The Coalition to Stop Gun Violence (CSGV), (Coalition) was founded in 1974 to combat the growing gun violence problem in the United States. CSGV is a unique coalition of more than forty religious, professional, labor, medical, educational and civic organizations. The Coalition counts more than 100,000 individual supporters nationwide. The goal of CSGV is the orderly elimination of the private sale of handguns and assault weapons in the United States. The CSGV seeks to “ban handguns and assault weapons from importation, manufacture, sale and transfer by the General American public” (www.gunfree.com/2-12-00). Reasonable exceptions made for police, military, security personnel, gun clubs where guns are secured on club premises, gun dealers trading in antique and collectable firearms kept and sold in inoperable condition. “Hunting weapons, such as shotguns and rifles would be unaffected by these bans, because they do not pose a large threat to the American public the way handguns and assault weapons do,” the Coalition states.

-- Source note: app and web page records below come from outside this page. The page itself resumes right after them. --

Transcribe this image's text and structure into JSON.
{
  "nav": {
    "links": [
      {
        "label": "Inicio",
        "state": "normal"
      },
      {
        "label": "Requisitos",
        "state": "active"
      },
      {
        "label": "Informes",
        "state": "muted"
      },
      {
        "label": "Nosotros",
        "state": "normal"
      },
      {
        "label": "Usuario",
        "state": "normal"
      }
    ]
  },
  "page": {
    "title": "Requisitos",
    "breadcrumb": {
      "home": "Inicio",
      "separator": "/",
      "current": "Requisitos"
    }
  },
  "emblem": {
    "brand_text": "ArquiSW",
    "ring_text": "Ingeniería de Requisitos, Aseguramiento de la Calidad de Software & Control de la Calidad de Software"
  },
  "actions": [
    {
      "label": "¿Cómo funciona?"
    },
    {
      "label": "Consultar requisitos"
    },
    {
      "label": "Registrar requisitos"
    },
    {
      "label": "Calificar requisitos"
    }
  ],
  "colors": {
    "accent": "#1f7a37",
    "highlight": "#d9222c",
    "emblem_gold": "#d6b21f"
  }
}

In addition to a ban, the Coalition supports intermediate steps to reducing gun violence. These steps include: limiting the availability of gun dealers licenses; increasing gun dealers license fees; restrictively licensing and registering gun owners; increasing the handgun and ammunition taxes to offset health care costs; imposing strict liability for gun manufacturers and dealers; regulating firearms as consumer products; banning Saturday Night Specials; and establishing a national one-handgun-a-month purchase limit.
To accomplish these goals, CSGV engages in a vigorous program of lobbying the US Congress and state legislatures. CSGV provides technical support to activist organizations across the country and is building the Cease-fire Action Network, a national network of grassroots activists dedicated to stopping gun violence.
The template for the ultimate solution against guns can be seen to the north, in Canada. Owners have had to register handguns there since 1934. A far more constricting law was passed after a 1989 case in Montreal when a young man shot 23 people at a college, killing 14, and then shot himself.
“In what many gun control advocates hope will be a North American awakening for tighter controls on firearms,” (New York Times) reported recently, “all Canadian gun owners must obtain licenses by the end of next year and register their guns by the end of 2002.”
In conclusion there are valid reasons for why certain people feel that gun control is unfair. People against gun control feel that it is a violation of the Constitution to control the sale and distribution and the registration of guns and gun owners. But it is necessary for there to be certain limits on the way in which firearms are handled in this country because of the homicide rate involving guns and because of the violence created by criminals, and teenagers using guns. If gun control legislation were to go through there would be a significant decline in gun-related crimes and fatalities.
Http://www.gunfree.org/, 2/12/00. Welcome to Gunfree.
Cooper, Joseph P. (1999, October 4). “A definitive gun law could work.” The National
Law Journal, 22 (6), A25.
Preston, Mark. (1999, October). “Mayors in D.C. for gun
measures.” American City and County, 114, 12, 16.
“Second Amendment.” (1986). In Encyclopedia of American
Constitution (Vol. 4, pp. 1639- 1640). New York: MacMillan.
West Virginia State Legislature. Committee Substitue
For H.B. 2605:2000. West Virginia: Legislature, 2000.